======== Source material ========

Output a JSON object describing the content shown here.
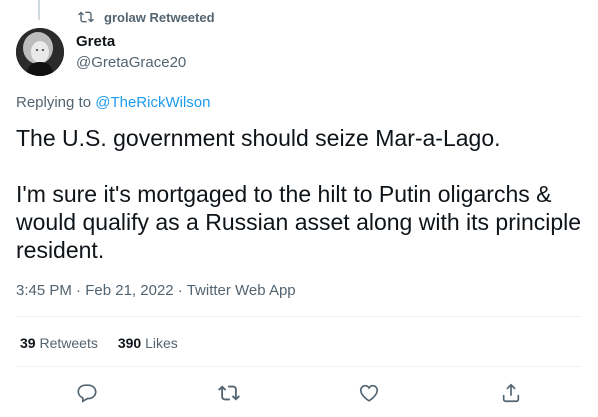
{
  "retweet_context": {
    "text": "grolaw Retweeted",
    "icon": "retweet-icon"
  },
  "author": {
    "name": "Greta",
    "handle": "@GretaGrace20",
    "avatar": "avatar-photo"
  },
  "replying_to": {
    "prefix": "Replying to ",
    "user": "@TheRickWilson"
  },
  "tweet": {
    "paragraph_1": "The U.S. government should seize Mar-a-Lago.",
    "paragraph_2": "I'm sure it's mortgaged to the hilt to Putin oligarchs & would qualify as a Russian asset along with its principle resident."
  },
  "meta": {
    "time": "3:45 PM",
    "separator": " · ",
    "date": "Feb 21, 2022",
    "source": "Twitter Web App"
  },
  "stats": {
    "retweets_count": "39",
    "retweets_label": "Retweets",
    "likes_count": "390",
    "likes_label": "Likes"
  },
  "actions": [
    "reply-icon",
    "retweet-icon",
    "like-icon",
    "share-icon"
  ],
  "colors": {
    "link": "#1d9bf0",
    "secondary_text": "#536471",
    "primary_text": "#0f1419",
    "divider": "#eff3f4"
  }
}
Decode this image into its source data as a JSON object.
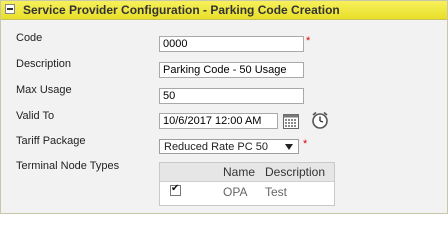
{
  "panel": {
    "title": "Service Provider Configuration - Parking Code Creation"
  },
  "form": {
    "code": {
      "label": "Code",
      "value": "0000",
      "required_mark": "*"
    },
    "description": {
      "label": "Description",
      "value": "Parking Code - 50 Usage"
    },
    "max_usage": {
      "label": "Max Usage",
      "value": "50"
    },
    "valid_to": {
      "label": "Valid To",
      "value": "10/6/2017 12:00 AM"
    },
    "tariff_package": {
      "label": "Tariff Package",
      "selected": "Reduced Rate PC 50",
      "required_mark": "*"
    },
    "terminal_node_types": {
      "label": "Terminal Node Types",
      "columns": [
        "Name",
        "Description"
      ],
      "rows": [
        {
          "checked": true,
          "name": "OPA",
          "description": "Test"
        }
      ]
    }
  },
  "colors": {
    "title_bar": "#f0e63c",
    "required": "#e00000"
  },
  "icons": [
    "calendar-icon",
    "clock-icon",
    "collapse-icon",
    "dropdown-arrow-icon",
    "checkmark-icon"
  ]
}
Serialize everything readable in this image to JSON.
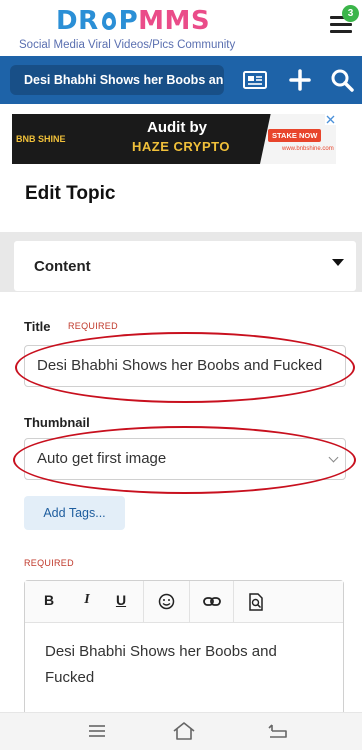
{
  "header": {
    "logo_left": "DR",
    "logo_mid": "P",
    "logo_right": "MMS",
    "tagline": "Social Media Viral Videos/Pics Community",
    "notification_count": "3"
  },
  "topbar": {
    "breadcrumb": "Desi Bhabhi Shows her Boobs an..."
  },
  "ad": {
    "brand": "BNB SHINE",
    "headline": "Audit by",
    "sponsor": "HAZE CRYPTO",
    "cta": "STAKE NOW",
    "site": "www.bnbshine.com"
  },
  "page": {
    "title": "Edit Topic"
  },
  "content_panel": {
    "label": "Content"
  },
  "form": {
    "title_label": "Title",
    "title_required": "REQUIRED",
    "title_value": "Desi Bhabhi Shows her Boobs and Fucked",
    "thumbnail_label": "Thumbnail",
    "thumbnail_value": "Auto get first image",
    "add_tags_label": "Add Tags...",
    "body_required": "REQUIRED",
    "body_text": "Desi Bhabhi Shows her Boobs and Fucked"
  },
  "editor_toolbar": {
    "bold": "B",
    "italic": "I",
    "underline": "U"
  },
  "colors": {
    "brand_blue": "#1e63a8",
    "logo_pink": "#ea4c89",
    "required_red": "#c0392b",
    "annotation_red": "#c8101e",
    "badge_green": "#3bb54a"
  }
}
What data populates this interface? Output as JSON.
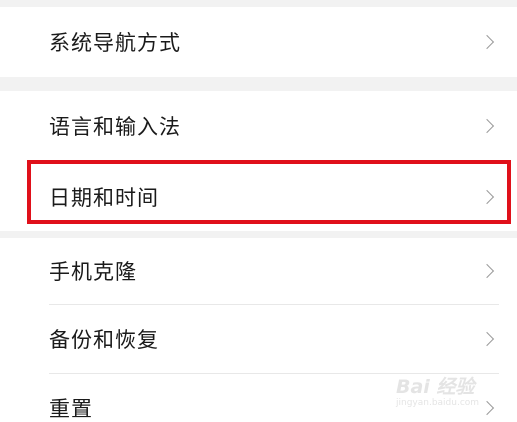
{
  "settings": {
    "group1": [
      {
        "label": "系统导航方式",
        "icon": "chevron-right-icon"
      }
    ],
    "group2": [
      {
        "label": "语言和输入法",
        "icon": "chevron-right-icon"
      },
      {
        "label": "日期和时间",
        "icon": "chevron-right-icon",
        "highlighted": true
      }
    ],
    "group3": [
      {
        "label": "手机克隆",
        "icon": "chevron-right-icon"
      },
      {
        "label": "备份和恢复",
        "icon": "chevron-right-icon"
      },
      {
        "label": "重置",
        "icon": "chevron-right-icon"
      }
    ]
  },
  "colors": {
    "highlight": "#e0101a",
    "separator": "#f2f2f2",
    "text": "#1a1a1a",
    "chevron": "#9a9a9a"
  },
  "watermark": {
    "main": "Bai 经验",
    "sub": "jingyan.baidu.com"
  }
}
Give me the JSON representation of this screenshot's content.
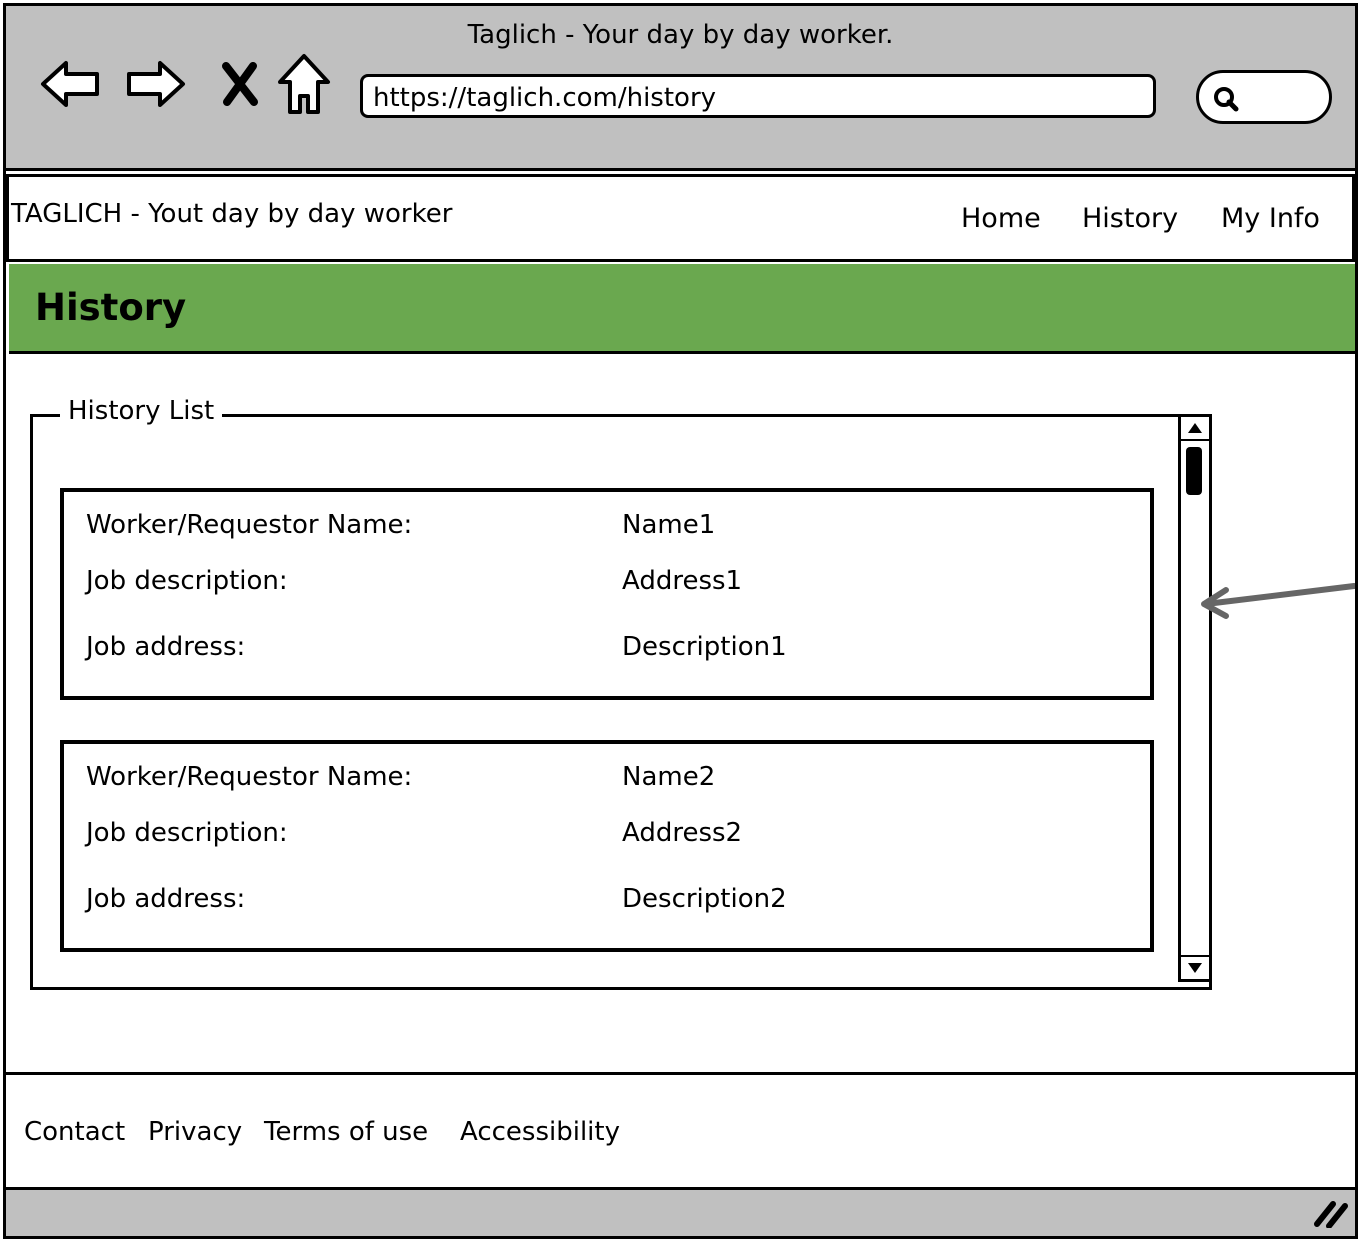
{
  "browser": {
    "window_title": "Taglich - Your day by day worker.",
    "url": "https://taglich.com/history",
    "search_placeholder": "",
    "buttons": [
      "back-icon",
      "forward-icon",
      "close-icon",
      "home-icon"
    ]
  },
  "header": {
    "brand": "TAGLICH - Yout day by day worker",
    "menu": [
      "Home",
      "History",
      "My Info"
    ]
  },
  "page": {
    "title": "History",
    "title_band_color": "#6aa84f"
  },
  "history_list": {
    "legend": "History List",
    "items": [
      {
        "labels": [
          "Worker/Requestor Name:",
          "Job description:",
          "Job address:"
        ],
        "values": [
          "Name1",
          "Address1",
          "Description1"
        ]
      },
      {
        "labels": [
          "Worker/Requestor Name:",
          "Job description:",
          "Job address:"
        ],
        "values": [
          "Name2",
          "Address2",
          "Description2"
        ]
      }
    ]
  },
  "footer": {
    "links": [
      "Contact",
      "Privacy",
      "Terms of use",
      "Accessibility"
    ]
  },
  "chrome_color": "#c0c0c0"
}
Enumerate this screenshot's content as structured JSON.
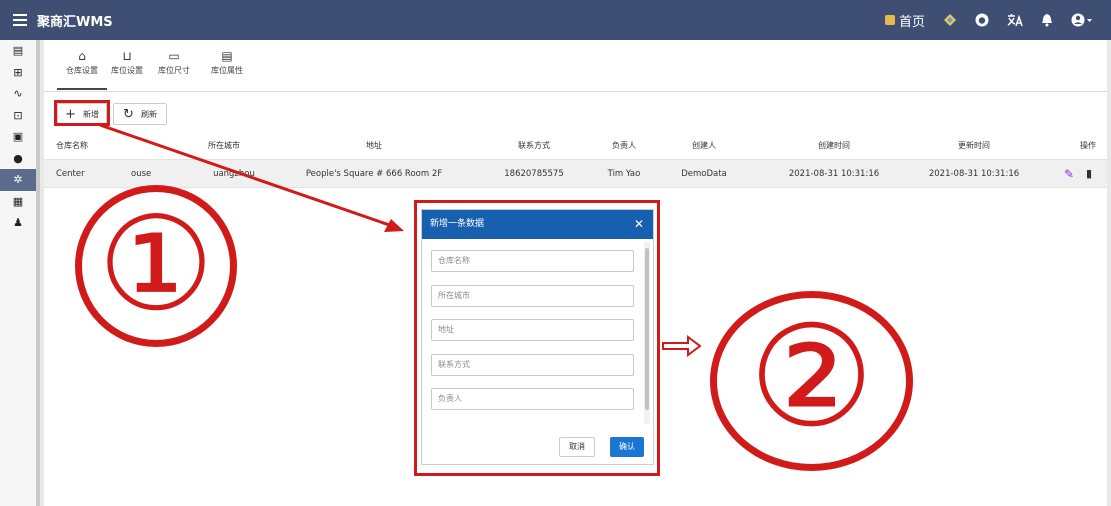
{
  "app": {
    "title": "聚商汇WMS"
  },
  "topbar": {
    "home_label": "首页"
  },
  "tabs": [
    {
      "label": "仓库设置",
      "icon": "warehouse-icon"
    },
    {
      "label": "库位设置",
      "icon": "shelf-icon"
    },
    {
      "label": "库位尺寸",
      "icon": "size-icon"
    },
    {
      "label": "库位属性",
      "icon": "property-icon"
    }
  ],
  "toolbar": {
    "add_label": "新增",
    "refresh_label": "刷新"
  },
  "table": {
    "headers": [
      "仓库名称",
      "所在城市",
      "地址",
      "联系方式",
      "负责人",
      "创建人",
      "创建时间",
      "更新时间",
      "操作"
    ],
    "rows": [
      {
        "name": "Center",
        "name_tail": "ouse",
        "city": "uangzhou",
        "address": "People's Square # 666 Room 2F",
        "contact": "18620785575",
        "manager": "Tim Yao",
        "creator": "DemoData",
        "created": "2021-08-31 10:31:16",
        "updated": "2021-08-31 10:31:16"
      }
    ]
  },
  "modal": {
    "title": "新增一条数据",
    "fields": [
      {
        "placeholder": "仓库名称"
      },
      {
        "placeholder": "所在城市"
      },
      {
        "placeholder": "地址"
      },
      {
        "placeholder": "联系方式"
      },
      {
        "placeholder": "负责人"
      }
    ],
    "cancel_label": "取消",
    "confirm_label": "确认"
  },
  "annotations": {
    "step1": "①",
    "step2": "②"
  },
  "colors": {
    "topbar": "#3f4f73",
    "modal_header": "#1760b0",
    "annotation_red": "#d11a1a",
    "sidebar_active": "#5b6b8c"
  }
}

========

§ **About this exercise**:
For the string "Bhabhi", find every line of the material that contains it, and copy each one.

§ **Response to this exercise**:
    "breadcrumb": "Desi Bhabhi Shows her Boobs an..."
    "title_value": "Desi Bhabhi Shows her Boobs and Fucked",
    "body_text": "Desi Bhabhi Shows her Boobs and Fucked"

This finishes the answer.